--- Excerpted records ---
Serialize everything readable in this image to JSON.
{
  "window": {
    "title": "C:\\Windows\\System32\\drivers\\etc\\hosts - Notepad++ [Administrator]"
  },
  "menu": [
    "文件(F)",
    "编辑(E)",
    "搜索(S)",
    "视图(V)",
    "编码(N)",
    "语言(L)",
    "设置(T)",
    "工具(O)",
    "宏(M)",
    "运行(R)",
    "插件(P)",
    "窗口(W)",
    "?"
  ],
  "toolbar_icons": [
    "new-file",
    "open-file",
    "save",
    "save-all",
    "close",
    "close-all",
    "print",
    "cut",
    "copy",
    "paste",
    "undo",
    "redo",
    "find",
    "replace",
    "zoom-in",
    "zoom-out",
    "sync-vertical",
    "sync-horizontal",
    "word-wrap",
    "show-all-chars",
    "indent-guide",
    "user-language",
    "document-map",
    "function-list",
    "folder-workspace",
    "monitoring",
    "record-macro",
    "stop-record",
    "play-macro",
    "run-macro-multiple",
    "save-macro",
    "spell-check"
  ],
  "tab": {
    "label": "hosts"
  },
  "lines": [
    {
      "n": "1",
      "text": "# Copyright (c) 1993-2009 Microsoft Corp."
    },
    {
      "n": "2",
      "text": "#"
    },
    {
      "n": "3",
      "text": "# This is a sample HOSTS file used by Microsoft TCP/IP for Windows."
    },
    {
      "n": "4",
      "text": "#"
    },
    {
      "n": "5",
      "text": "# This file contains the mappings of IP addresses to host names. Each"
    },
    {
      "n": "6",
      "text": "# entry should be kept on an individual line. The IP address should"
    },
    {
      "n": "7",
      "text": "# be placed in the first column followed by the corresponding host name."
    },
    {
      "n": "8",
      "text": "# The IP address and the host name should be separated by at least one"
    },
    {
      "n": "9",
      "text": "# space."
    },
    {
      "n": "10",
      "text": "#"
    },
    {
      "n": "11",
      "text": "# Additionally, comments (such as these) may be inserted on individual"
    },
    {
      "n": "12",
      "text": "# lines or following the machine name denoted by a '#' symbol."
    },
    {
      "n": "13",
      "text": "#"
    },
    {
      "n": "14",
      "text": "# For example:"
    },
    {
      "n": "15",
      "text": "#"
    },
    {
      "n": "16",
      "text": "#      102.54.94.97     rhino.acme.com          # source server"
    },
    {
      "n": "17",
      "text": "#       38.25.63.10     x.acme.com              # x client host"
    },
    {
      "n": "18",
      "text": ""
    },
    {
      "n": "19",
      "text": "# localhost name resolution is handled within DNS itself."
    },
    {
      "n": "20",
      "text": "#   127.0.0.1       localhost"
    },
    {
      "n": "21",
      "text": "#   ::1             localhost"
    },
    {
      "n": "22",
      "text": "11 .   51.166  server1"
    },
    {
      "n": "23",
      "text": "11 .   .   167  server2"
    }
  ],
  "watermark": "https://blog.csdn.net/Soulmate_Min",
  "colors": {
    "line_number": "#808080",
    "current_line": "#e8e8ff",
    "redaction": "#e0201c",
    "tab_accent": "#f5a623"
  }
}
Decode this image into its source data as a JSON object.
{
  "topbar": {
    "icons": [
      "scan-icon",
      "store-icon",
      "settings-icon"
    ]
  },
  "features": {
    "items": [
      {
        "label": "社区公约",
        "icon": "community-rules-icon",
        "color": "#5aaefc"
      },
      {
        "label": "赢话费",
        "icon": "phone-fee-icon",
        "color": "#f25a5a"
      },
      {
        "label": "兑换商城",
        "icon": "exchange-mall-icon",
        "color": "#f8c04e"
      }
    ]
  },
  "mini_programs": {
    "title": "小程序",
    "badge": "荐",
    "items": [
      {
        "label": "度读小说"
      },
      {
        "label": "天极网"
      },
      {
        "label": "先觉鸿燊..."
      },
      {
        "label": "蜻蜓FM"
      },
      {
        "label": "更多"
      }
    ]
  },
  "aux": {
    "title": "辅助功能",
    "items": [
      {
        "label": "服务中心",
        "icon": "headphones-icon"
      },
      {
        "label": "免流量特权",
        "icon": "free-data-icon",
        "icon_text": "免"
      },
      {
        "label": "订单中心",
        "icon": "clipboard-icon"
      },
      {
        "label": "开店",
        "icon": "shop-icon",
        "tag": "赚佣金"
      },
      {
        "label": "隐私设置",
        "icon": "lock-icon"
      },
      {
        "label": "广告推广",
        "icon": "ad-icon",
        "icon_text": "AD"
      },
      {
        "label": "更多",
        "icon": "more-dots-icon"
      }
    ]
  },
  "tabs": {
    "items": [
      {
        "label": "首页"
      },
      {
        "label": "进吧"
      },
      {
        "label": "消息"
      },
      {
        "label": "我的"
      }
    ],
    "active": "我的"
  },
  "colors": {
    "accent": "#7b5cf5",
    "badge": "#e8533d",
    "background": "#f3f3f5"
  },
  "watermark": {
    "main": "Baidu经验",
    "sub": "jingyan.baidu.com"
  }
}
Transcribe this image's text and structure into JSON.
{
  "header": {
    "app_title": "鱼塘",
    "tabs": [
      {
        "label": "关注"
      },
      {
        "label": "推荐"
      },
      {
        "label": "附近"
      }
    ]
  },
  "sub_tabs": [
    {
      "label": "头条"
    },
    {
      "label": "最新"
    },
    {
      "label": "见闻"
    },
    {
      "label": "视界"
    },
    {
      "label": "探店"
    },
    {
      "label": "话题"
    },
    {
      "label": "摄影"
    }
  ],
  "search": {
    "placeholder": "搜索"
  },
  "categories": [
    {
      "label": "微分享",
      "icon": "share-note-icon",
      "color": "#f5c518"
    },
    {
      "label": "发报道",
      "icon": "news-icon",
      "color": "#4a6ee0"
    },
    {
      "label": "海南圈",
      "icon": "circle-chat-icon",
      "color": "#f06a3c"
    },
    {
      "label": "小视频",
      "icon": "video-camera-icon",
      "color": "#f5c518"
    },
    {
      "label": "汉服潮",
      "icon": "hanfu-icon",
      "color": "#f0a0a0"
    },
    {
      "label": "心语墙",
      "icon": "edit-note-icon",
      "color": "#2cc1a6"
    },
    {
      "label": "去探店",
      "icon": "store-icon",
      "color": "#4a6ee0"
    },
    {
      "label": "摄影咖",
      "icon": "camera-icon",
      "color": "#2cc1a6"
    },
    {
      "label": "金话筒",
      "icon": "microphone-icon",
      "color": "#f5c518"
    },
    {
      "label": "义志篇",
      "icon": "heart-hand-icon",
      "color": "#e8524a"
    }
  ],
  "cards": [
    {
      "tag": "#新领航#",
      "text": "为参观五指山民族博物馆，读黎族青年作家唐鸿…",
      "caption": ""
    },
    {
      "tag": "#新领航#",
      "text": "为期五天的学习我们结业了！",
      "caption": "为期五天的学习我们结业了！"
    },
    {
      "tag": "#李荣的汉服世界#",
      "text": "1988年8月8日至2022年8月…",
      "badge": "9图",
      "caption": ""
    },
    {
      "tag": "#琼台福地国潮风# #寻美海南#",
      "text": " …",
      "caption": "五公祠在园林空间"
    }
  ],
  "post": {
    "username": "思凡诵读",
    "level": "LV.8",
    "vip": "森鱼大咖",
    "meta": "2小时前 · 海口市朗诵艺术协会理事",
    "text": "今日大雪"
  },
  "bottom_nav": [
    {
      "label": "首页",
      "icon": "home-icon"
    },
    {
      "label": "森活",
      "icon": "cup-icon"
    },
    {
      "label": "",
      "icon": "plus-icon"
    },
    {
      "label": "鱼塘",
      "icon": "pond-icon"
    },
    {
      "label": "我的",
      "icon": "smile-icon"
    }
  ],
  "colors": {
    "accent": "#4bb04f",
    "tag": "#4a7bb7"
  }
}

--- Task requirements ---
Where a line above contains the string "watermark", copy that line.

--- Exercise output ---
  "watermark": "https://blog.csdn.net/Soulmate_Min",
  "watermark": {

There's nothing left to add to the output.